The snail is the most critical element of the inner ear. It is divided into three chambers filled with liquid, called scale, that move spirally around the bone core. In the cochlea channel, there is the organ of Corti, who receives the sound. The Corti organ consists of supporting cells and many thousands of sensory cells. Each hair cell has up to 100 bristle hairs that translate mechanical movement into electrical sensory impulses that are transmitted directly to the brain. Read more on  Cochlea function.

Cochlea function

The function of the cochlea nerve begins when the sound vibrations hit the tympanic membrane. By hitting the bobbin, these vibrations have transformed into electrical signals that the cochlear nerve carries to the brain. The organ of Cochlea function will activate when vibrations sound waves travel through the ear and reach the oval window, a membrane at the entrance of the inner ear. When this membrane trembles, it makes wavelike motions in the fluid that fills the cochlea. These waves stimulate the hair cells to send messages to the brain.


In cochlea function, the inner ear is also responsible for helping maintain balance. Sensory shapes within the vestibule and semicircular canals handle this. The cochlea nerve can be with many different disorders and diseases. These diseases can damage the nerves in the auditory system, causing hearing loss. Treatment of this hearing loss usually requires the use of hearing aids, in the form of cochlear implants. Cochlear implants are a very effective treatment because they often manage to restore a significant part of the lost hearing.



Other cochlea function

In the vestibule, there are two bags, a gulag and a basket, each containing a sensory patch called a spot.

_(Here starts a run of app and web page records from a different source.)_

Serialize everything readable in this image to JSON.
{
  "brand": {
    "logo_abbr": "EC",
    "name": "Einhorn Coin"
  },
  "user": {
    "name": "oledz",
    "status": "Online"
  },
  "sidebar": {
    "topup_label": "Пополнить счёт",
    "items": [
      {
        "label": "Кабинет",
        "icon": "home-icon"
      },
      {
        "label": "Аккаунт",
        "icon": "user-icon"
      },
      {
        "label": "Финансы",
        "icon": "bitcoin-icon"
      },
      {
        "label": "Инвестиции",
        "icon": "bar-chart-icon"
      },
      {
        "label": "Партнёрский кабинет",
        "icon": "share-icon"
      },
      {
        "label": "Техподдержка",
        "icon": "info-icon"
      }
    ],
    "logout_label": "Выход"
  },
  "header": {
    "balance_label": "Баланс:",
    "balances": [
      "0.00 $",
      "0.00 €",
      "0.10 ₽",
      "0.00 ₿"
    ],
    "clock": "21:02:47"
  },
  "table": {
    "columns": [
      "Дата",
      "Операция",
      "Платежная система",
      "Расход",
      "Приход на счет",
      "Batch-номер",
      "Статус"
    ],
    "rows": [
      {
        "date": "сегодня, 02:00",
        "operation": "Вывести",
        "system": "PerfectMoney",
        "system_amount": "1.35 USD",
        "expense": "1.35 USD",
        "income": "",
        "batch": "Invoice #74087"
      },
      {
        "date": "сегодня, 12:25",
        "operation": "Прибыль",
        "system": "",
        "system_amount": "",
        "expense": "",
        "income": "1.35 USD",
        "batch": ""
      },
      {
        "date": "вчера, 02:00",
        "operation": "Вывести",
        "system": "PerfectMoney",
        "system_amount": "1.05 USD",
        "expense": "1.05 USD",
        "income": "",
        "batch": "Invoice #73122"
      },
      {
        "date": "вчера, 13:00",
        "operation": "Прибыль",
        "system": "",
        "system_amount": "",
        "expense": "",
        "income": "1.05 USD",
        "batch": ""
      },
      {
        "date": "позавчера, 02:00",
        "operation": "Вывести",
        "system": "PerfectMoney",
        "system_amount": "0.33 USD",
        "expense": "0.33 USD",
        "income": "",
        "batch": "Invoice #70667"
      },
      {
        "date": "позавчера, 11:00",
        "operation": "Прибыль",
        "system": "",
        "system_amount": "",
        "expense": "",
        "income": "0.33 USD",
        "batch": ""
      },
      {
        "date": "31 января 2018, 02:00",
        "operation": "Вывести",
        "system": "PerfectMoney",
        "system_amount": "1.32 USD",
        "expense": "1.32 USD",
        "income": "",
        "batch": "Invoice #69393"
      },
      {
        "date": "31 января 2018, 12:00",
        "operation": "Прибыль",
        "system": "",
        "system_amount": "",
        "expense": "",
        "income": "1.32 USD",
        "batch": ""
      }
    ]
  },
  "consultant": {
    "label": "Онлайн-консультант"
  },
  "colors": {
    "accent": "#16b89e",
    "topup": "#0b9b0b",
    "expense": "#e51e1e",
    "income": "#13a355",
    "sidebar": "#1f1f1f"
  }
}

The spots monitor the location of the head in relation to the ground. Tiny hair protruding from sensory cells is embedded in a gelatinous mass. When the head is tilted, gravity pulls the mass and stimulates the hair cells.

Each semicircular channel contains an ampoule or bulge that contains a receptor structure called crista ampullaris.

Crista ampullaris reacts to rotational movements. Her hair cells embedded in a gel-like mass in the shape of a cone, it is cupula.

When the liquid in the hemispherical channels rotates during movement, it displaces the cup that stimulates the hair cells. Our sense of balance is based on the sensual structures of the inner ear, as well as on the visual inputs and information received from receptors in the body, especially those around the joints.



Meniere’s disease is a unique, progressive disease of the inner ear. The complex manifestation presents diagnostic challenges. Cochlear symptoms often occur before dizziness and usually ignored. The aim of this study was to analyze the characteristics of cochlear symptoms and functions associated with Meniere’s disease in order to investigate the development of this disorder.


A retrospective study involved one hundred and fifteen patients who diagnosed with a single unilateral Meniere disease at the Hearing and Vestibular Clinic of the Beijing Otolaryngology Hospital from August 2013. Until November 2015, preliminary symptoms, duration from the initial symptoms to diagnosis, hearing thresholds, audiogram patterns, and caloric results collected and analyzed for each patient. Data analyzed using SPSS 13.0 statistical software using Spearman’s correlation, Kruskal-Wallis H test, Chi-square test, and Fisher’s exact test.